- EXERCISE BRIEF
Each entry below is to be duplicated precisely.

[Entries from a dataset of interfaces]
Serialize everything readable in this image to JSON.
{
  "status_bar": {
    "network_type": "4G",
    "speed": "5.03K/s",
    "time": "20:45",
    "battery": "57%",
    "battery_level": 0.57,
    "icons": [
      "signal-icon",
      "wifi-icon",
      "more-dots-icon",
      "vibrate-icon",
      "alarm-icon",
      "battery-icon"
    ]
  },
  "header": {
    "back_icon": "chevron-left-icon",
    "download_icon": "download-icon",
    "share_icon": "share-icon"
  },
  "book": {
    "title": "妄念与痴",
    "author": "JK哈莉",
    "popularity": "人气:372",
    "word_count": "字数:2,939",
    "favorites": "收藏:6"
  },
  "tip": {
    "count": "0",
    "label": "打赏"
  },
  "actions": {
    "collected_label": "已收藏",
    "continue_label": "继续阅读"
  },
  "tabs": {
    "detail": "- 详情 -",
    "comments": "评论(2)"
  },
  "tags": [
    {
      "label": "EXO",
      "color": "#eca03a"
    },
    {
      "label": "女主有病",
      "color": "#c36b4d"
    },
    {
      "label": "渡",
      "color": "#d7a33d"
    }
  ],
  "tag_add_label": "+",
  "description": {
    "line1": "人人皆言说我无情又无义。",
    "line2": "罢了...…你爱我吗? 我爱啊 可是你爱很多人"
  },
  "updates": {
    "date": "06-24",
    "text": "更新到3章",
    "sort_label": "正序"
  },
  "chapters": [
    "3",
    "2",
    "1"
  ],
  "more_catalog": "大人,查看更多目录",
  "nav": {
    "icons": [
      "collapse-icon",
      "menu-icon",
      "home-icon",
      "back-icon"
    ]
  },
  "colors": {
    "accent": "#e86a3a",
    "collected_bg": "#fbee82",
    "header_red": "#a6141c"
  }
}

- THE ANSWER
Serialize everything readable in this image to JSON.
{
  "status_bar": {
    "network_type": "4G",
    "speed": "5.03K/s",
    "time": "20:45",
    "battery": "57%",
    "battery_level": 0.57,
    "icons": [
      "signal-icon",
      "wifi-icon",
      "more-dots-icon",
      "vibrate-icon",
      "alarm-icon",
      "battery-icon"
    ]
  },
  "header": {
    "back_icon": "chevron-left-icon",
    "download_icon": "download-icon",
    "share_icon": "share-icon"
  },
  "book": {
    "title": "妄念与痴",
    "author": "JK哈莉",
    "popularity": "人气:372",
    "word_count": "字数:2,939",
    "favorites": "收藏:6"
  },
  "tip": {
    "count": "0",
    "label": "打赏"
  },
  "actions": {
    "collected_label": "已收藏",
    "continue_label": "继续阅读"
  },
  "tabs": {
    "detail": "- 详情 -",
    "comments": "评论(2)"
  },
  "tags": [
    {
      "label": "EXO",
      "color": "#eca03a"
    },
    {
      "label": "女主有病",
      "color": "#c36b4d"
    },
    {
      "label": "渡",
      "color": "#d7a33d"
    }
  ],
  "tag_add_label": "+",
  "description": {
    "line1": "人人皆言说我无情又无义。",
    "line2": "罢了...…你爱我吗? 我爱啊 可是你爱很多人"
  },
  "updates": {
    "date": "06-24",
    "text": "更新到3章",
    "sort_label": "正序"
  },
  "chapters": [
    "3",
    "2",
    "1"
  ],
  "more_catalog": "大人,查看更多目录",
  "nav": {
    "icons": [
      "collapse-icon",
      "menu-icon",
      "home-icon",
      "back-icon"
    ]
  },
  "colors": {
    "accent": "#e86a3a",
    "collected_bg": "#fbee82",
    "header_red": "#a6141c"
  }
}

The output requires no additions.